§ **Exercise description**
Give the number of lines in the data below that contain "color", and only that number.

[Excerpts from a dataset]
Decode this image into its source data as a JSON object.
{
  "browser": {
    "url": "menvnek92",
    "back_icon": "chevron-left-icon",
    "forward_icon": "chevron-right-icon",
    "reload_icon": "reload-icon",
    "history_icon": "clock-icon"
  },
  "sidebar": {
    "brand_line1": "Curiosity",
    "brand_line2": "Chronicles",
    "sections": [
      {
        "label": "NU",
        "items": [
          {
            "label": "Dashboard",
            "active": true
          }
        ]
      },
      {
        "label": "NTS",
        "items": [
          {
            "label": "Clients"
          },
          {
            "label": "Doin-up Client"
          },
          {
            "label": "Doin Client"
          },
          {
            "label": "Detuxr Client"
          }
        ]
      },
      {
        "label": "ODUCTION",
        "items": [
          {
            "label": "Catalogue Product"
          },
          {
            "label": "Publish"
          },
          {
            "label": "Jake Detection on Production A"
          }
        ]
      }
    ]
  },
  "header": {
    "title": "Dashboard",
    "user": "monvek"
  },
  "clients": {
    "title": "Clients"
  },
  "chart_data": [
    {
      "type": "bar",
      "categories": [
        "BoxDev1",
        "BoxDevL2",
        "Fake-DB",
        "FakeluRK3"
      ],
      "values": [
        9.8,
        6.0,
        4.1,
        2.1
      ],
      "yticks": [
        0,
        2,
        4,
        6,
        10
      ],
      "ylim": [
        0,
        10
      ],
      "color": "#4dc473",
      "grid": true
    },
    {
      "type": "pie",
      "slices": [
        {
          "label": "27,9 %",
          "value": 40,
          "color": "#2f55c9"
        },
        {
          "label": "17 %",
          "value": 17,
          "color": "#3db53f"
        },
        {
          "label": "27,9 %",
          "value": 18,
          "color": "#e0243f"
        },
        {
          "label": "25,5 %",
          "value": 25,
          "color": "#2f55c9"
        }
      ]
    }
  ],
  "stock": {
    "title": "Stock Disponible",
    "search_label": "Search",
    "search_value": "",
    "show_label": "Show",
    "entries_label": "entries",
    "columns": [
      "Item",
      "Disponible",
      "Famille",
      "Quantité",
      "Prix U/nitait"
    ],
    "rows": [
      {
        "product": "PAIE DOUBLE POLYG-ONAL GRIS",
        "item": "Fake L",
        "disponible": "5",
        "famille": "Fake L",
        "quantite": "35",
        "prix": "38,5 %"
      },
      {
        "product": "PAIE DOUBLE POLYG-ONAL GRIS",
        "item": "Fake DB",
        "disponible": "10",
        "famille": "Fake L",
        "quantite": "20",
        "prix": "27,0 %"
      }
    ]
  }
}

§ **Task response**
5